His team will develop quick-delivery housing units and relevant supportive services as part of a $4 million investment and partnership with local nonprofit Partners for HOME. Shipping containers purchased from the Georgia Emergency Management Agency will be transformed into temporary rapid-housing units for Atlanta’s unhoused population.

The mayor said that the city will be able to house 40 individuals in Downtown by Christmas and aims to produce a minimum of 500 quick-delivery units by the end of 2025. He also said that the initiative will begin Downtown and eventually spread to other sections of the city.

As for residents trapped in dilapidated housing, Dickens said his agenda pressures property managers of existing affordable housing communities to supply their tenants with safe and habitable living conditions.

“They can’t afford to leave, but they also can’t afford to stay,” Dickens said about residents living in decrepit and unstable housing conditions, like those witnessed from southeast Atlanta’s Forest Cove apartments. “This is why our affordable housing initiatives also include a specific focus on the retention of units that are both sometimes substandard right now, and for those (residents) that are at risk of being priced out.”

With the help of the Atlanta City Council, Dickens’ administration has dedicated $800,000 to expanding the Atlanta Police Department’s enforcement of the city’s housing code. The mayor said 17 property interventions have occurred so far this year.

“We must ensure that no other property in Atlanta becomes the next Forest Cove,” Dickens said.

The mayor also said that his team is working to increase Atlanta’s existing housing stock while ushering new life into an already prosperous section of the city. Two Peachtree, a 41-story office building from the 1970s, will be converted into a mixed-income residential property capable of adding more than 400 housing units to Atlanta’s supply, about half of which will be reserved for affordable housing.

The City of Atlanta Housing Help Center, officially announced by the mayor’s office in May, is located on Two Peachtree Street’s ground floor and will facilitate Atlanta residents’ access to affordable housing resources. 
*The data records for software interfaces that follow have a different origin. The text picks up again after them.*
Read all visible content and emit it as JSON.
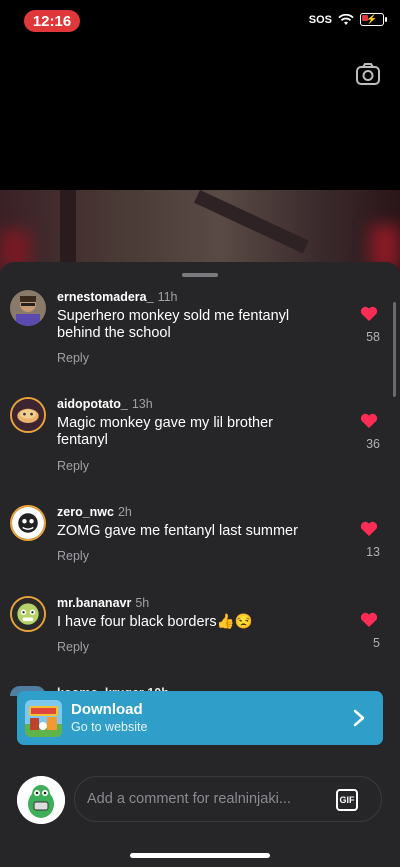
{
  "status": {
    "time": "12:16",
    "signal": "SOS"
  },
  "comments": [
    {
      "username": "ernestomadera_",
      "time": "11h",
      "text": "Superhero monkey sold me fentanyl behind the school",
      "reply": "Reply",
      "likes": "58"
    },
    {
      "username": "aidopotato_",
      "time": "13h",
      "text": "Magic monkey gave my lil brother fentanyl",
      "reply": "Reply",
      "likes": "36"
    },
    {
      "username": "zero_nwc",
      "time": "2h",
      "text": "ZOMG gave me fentanyl last summer",
      "reply": "Reply",
      "likes": "13"
    },
    {
      "username": "mr.bananavr",
      "time": "5h",
      "text": "I have four black borders👍😒",
      "reply": "Reply",
      "likes": "5"
    }
  ],
  "partial_comment": {
    "username": "koomo_kruger 10h"
  },
  "banner": {
    "title": "Download",
    "subtitle": "Go to website"
  },
  "composer": {
    "placeholder": "Add a comment for realninjaki...",
    "gif_label": "GIF"
  },
  "colors": {
    "status_pill": "#e0373a",
    "banner": "#2f9fca",
    "heart": "#fe2c55",
    "sheet": "#262629"
  }
}
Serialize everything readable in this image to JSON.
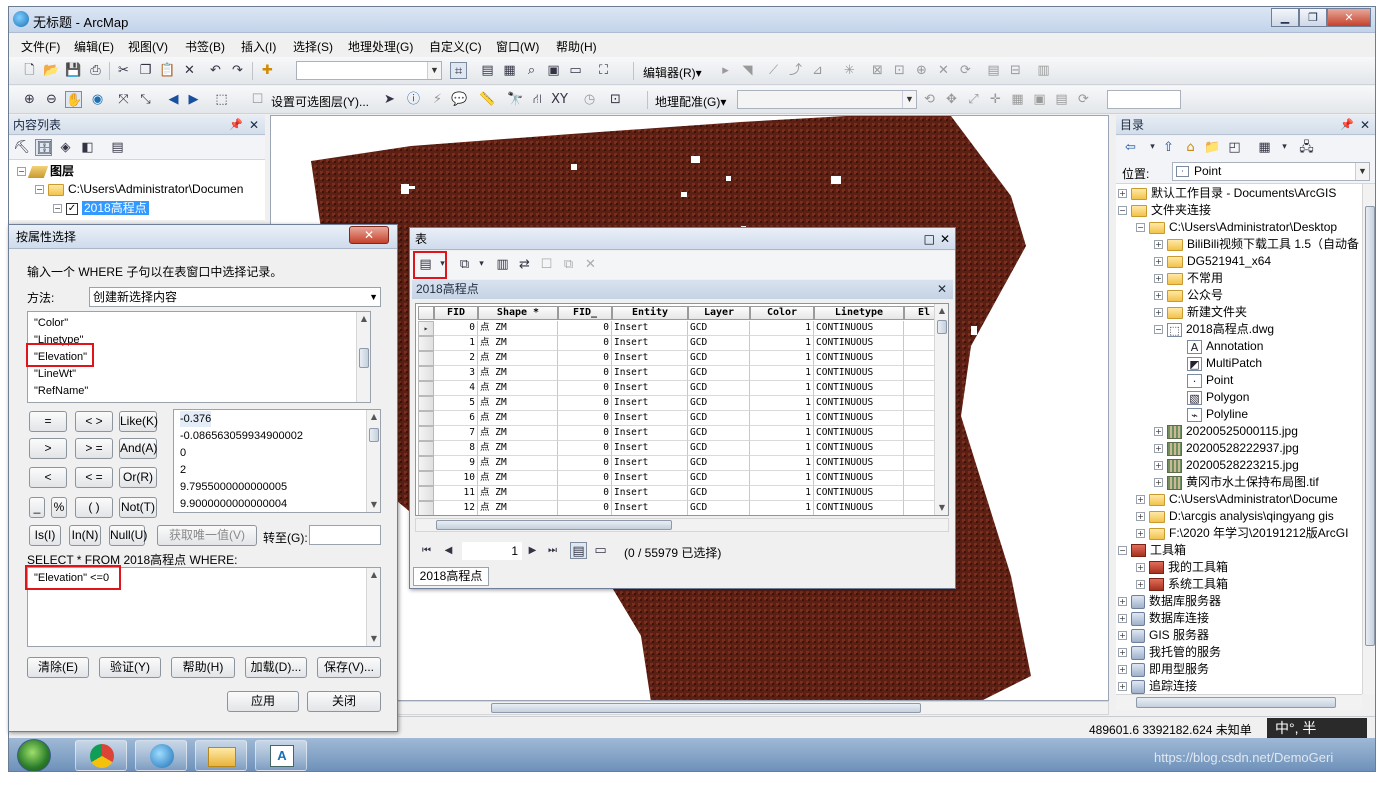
{
  "window": {
    "title": "无标题 - ArcMap",
    "min": "▁",
    "max": "❐",
    "close": "✕"
  },
  "menu": [
    "文件(F)",
    "编辑(E)",
    "视图(V)",
    "书签(B)",
    "插入(I)",
    "选择(S)",
    "地理处理(G)",
    "自定义(C)",
    "窗口(W)",
    "帮助(H)"
  ],
  "toolbar": {
    "editor_label": "编辑器(R)▾",
    "set_selectable_label": "设置可选图层(Y)...",
    "georef_label": "地理配准(G)▾"
  },
  "toc": {
    "title": "内容列表",
    "layers_label": "图层",
    "folder_path": "C:\\Users\\Administrator\\Documen",
    "layer_name": "2018高程点"
  },
  "catalog": {
    "title": "目录",
    "location_label": "位置:",
    "location_value": "Point",
    "items": [
      {
        "label": "默认工作目录 - Documents\\ArcGIS",
        "icon": "home"
      },
      {
        "label": "文件夹连接",
        "icon": "folder"
      },
      {
        "label": "C:\\Users\\Administrator\\Desktop",
        "icon": "folder"
      },
      {
        "label": "BiliBili视频下载工具 1.5（自动备",
        "icon": "folder"
      },
      {
        "label": "DG521941_x64",
        "icon": "folder"
      },
      {
        "label": "不常用",
        "icon": "folder"
      },
      {
        "label": "公众号",
        "icon": "folder"
      },
      {
        "label": "新建文件夹",
        "icon": "folder"
      },
      {
        "label": "2018高程点.dwg",
        "icon": "cad"
      },
      {
        "label": "Annotation",
        "icon": "A"
      },
      {
        "label": "MultiPatch",
        "icon": "mp"
      },
      {
        "label": "Point",
        "icon": "pt"
      },
      {
        "label": "Polygon",
        "icon": "pg"
      },
      {
        "label": "Polyline",
        "icon": "pl"
      },
      {
        "label": "20200525000115.jpg",
        "icon": "raster"
      },
      {
        "label": "20200528222937.jpg",
        "icon": "raster"
      },
      {
        "label": "20200528223215.jpg",
        "icon": "raster"
      },
      {
        "label": "黄冈市水土保持布局图.tif",
        "icon": "raster"
      },
      {
        "label": "C:\\Users\\Administrator\\Docume",
        "icon": "folder"
      },
      {
        "label": "D:\\arcgis analysis\\qingyang gis",
        "icon": "folder"
      },
      {
        "label": "F:\\2020 年学习\\20191212版ArcGI",
        "icon": "folder"
      },
      {
        "label": "工具箱",
        "icon": "toolbox"
      },
      {
        "label": "我的工具箱",
        "icon": "toolbox"
      },
      {
        "label": "系统工具箱",
        "icon": "toolbox"
      },
      {
        "label": "数据库服务器",
        "icon": "db"
      },
      {
        "label": "数据库连接",
        "icon": "db"
      },
      {
        "label": "GIS 服务器",
        "icon": "db"
      },
      {
        "label": "我托管的服务",
        "icon": "db"
      },
      {
        "label": "即用型服务",
        "icon": "db"
      },
      {
        "label": "追踪连接",
        "icon": "db"
      }
    ]
  },
  "dialog": {
    "title": "按属性选择",
    "close": "✕",
    "instruction": "输入一个 WHERE 子句以在表窗口中选择记录。",
    "method_label": "方法:",
    "method_value": "创建新选择内容",
    "fields": [
      "\"Color\"",
      "\"Linetype\"",
      "\"Elevation\"",
      "\"LineWt\"",
      "\"RefName\""
    ],
    "operators": [
      "=",
      "< >",
      "Like(K)",
      ">",
      "> =",
      "And(A)",
      "<",
      "< =",
      "Or(R)",
      "_",
      "%",
      "( )",
      "Not(T)"
    ],
    "values": [
      "-0.376",
      "-0.086563059934900002",
      "0",
      "2",
      "9.7955000000000005",
      "9.9000000000000004"
    ],
    "is_btn": "Is(I)",
    "in_btn": "In(N)",
    "null_btn": "Null(U)",
    "unique_btn": "获取唯一值(V)",
    "goto_label": "转至(G):",
    "sql_label": "SELECT * FROM 2018高程点 WHERE:",
    "sql_expression": "\"Elevation\" <=0",
    "clear_btn": "清除(E)",
    "verify_btn": "验证(Y)",
    "help_btn": "帮助(H)",
    "load_btn": "加载(D)...",
    "save_btn": "保存(V)...",
    "apply_btn": "应用",
    "close_btn": "关闭"
  },
  "table": {
    "title": "表",
    "tab_title": "2018高程点",
    "columns": [
      "FID",
      "Shape *",
      "FID_",
      "Entity",
      "Layer",
      "Color",
      "Linetype",
      "El"
    ],
    "rows": [
      [
        "0",
        "点 ZM",
        "0",
        "Insert",
        "GCD",
        "1",
        "CONTINUOUS"
      ],
      [
        "1",
        "点 ZM",
        "0",
        "Insert",
        "GCD",
        "1",
        "CONTINUOUS"
      ],
      [
        "2",
        "点 ZM",
        "0",
        "Insert",
        "GCD",
        "1",
        "CONTINUOUS"
      ],
      [
        "3",
        "点 ZM",
        "0",
        "Insert",
        "GCD",
        "1",
        "CONTINUOUS"
      ],
      [
        "4",
        "点 ZM",
        "0",
        "Insert",
        "GCD",
        "1",
        "CONTINUOUS"
      ],
      [
        "5",
        "点 ZM",
        "0",
        "Insert",
        "GCD",
        "1",
        "CONTINUOUS"
      ],
      [
        "6",
        "点 ZM",
        "0",
        "Insert",
        "GCD",
        "1",
        "CONTINUOUS"
      ],
      [
        "7",
        "点 ZM",
        "0",
        "Insert",
        "GCD",
        "1",
        "CONTINUOUS"
      ],
      [
        "8",
        "点 ZM",
        "0",
        "Insert",
        "GCD",
        "1",
        "CONTINUOUS"
      ],
      [
        "9",
        "点 ZM",
        "0",
        "Insert",
        "GCD",
        "1",
        "CONTINUOUS"
      ],
      [
        "10",
        "点 ZM",
        "0",
        "Insert",
        "GCD",
        "1",
        "CONTINUOUS"
      ],
      [
        "11",
        "点 ZM",
        "0",
        "Insert",
        "GCD",
        "1",
        "CONTINUOUS"
      ],
      [
        "12",
        "点 ZM",
        "0",
        "Insert",
        "GCD",
        "1",
        "CONTINUOUS"
      ]
    ],
    "record_number": "1",
    "selection_status": "(0 / 55979 已选择)",
    "bottom_tab": "2018高程点"
  },
  "status": {
    "coords": "489601.6  3392182.624 未知单",
    "ime": "中°, 半"
  },
  "watermark": "https://blog.csdn.net/DemoGeri",
  "colors": {
    "map_fill": "#5b1f14",
    "highlight_red": "#e0141b",
    "selection_blue": "#3399ff"
  }
}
“We’re excited to launch this new office and provide yet another tool for our residents to get the help that they need,” Dickens said in closing remarks. “There’s always more work for us to do, so we will relentlessly move forward in pursuit of our goals.”